The problem - Each record below is to be set down again precisely.

Input data -
* * * * *
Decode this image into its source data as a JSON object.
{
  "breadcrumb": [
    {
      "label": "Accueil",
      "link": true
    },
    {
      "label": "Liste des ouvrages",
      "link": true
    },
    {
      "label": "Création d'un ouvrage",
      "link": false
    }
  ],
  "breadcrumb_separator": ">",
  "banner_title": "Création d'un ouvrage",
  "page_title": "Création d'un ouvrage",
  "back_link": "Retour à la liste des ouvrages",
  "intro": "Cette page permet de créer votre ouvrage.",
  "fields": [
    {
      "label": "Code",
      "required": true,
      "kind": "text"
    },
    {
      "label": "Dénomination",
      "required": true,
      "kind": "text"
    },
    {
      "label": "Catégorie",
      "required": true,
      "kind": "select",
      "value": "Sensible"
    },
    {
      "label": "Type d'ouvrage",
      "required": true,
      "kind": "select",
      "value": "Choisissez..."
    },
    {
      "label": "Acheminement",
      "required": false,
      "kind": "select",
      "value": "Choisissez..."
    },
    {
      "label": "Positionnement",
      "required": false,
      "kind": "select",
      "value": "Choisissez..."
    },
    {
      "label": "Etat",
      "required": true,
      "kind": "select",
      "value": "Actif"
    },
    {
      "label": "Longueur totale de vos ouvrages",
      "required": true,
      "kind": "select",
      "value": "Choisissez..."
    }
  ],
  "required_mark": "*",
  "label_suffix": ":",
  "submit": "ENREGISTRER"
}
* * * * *
Reply to the task -
Decode this image into its source data as a JSON object.
{
  "breadcrumb": [
    {
      "label": "Accueil",
      "link": true
    },
    {
      "label": "Liste des ouvrages",
      "link": true
    },
    {
      "label": "Création d'un ouvrage",
      "link": false
    }
  ],
  "breadcrumb_separator": ">",
  "banner_title": "Création d'un ouvrage",
  "page_title": "Création d'un ouvrage",
  "back_link": "Retour à la liste des ouvrages",
  "intro": "Cette page permet de créer votre ouvrage.",
  "fields": [
    {
      "label": "Code",
      "required": true,
      "kind": "text"
    },
    {
      "label": "Dénomination",
      "required": true,
      "kind": "text"
    },
    {
      "label": "Catégorie",
      "required": true,
      "kind": "select",
      "value": "Sensible"
    },
    {
      "label": "Type d'ouvrage",
      "required": true,
      "kind": "select",
      "value": "Choisissez..."
    },
    {
      "label": "Acheminement",
      "required": false,
      "kind": "select",
      "value": "Choisissez..."
    },
    {
      "label": "Positionnement",
      "required": false,
      "kind": "select",
      "value": "Choisissez..."
    },
    {
      "label": "Etat",
      "required": true,
      "kind": "select",
      "value": "Actif"
    },
    {
      "label": "Longueur totale de vos ouvrages",
      "required": true,
      "kind": "select",
      "value": "Choisissez..."
    }
  ],
  "required_mark": "*",
  "label_suffix": ":",
  "submit": "ENREGISTRER"
}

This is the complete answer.